Apart from characters, we consider other significant content. If a book is set in Tanzania, for instance, it is included in the African/African American category. Likewise, a Mexican folk tale with animal characters would be included in the Latinx category, and possibly, depending on the original source of the tale, First/Native Nations.

Each book is, of course, different, and the process is somewhat subjective. We always consider characters and content within the context of each individual book, and we strive for consistency in our counting.

As of our most recent count, we received a total of 355 books with significant African or African American characters and/or content published in 2017. Of these, 111 were #OwnVoices: They had at least one author and/or illustrator of African descent.



Creator Roles

Of the 111 #OwnVoices books:
  • 95 had African/African American authors
  • 41 had African/African American illustrators

Of the 111 #OwnVoices books, 62 were illustrated. Of these 62 illustrated books:

  • 24 had an African/African American author, a non-African/African American illustrator
  • 15 had a non-African/African American author, with an African/African American illustrator
  • 25 had both African/African American authors and illustrators

Type of Book

Of the 111 #OwnVoices books:
  • 26 (23.42%) were picture books
  • 54 (48.65%) were fiction
  • 31 (27.93%) were nonfiction (including one graphic novel)

Percentage of #OwnVoices in Countries/Cultures Represented

Below is a list of countries/cultures represented in the books we received. The percentage is the number of #OwnVoices books out of the total number of books representing that country/culture. For example, we received a total of 4 books about Haitian Americans, and 1 of those (25%) was #OwnVoices (OV).

  • Characters of African descent (unspecified fantasy setting): 0 of 2
  • African American: 88 of 261 (33.72% OV)
  • Haitian American: 1 of 4 (25% OV)
  • Nigerian American: 0 of 1
  • Trinidadian American: 2 of 3 (66.67% OV)
  • African Canadian: 2 of 5 (40% OV)
  • Jamaican French Canadian: 1 of 2 (50% OV)
  • Caribbean (unspecified location): 0 of 1
  • Cuban: 0 of 7
  • Haitian: 0 of 2
  • Jamaican: 1 of 4 (25% OV)
  • St. Lucian: 0 of 1
  • West Indian: 0 of 1
  • African British/Irish: 1 of 7 (14.29% OV)
  • Ethiopian British: 0 of 1
  • Jamaican British: 0 of 2
  • Nigerian British: 2 of 2 (100% OV)
  • African Brazilian: 0 of 1
  • African French: 0 of 2
  • African Australian: 0 of 1
  • African (unspecified or multiple countries): 5 of 16 (31.25% OV)
  • Congolese: 0 of 3
  • Egyptian: 1 of 7 (14.29% OV)
  • Ethiopian: 0 of 2
  • Kenyan: 1 of 3 (33.33% OV)
  • Liberian: 0 of 1
  • Nigerian: 3 of 4 (75% OV)
  • Senegalese: 1 of 1 (100% OV)
  • South African: 2 of 4 (50% OV)
  • Tanzanian: 0 of 2
  • Ugandan: 0 of 1
  • West African: 0 of 1
  • Zambian: 0 of 1
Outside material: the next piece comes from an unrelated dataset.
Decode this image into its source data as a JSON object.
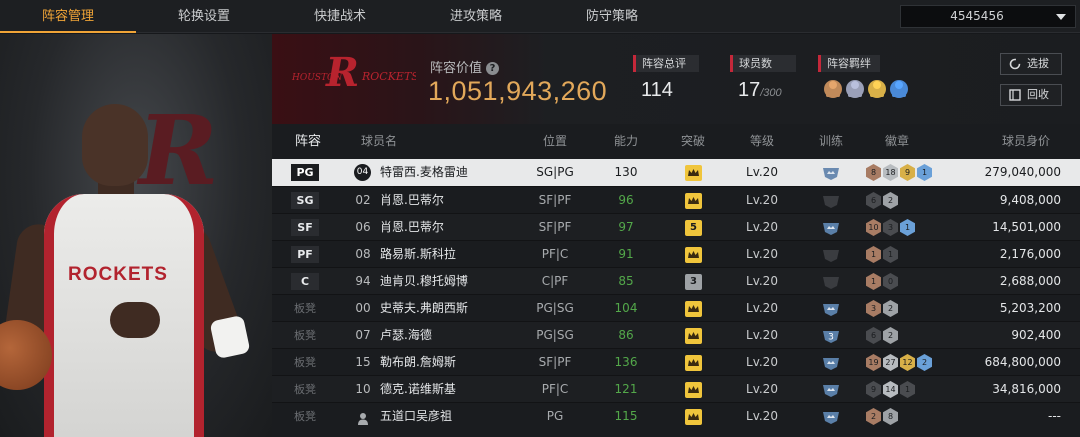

Observations

We observed that books with African/African American characters written by non-African/African American authors often feature diverse casts of characters that include one or two characters of African descent. This is true for both picture books (e.g. Hats Off to You! written by Karen Beaumont and illustrated by LeUyen Pham) and fiction (The Devils You Know by M.C. Atwood), although it is most noticeably a common characteristic of chapter book series (e.g. "Girls Who Code" series by various authors).

Picture books with authors and/or illustrators of African descent more often contain cultural identifiers or address race in some way (e.g. In Your Hands, written by Carole Boston Weatherford and illustrated by Brian Pinkney; and Justice Makes a Difference, written by Dr. Artika Tyner and Jacklyn Milton and illustrated by Jeremy Norton and Janos Orban) than do picture books by non-African/African American authors and illustrators.

There were also quite a few picture books written by non-African/African American authors and illustrators with a protagonist who definitively appears to be of African descent in the illustrations, although cultural and racial identifiers are absent from the text (e.g. Jabari Jumps by Gaia Cornwall; and We Love You, Rosie, written by Cynthia Rylant and illustrated by Linda Davick). 

Additional posts providing further detail about the CCBC's Latinx, First/Native Nations, and Asian Pacific/Asian Pacific American stats are to come, so keep an eye on this blog in the near future.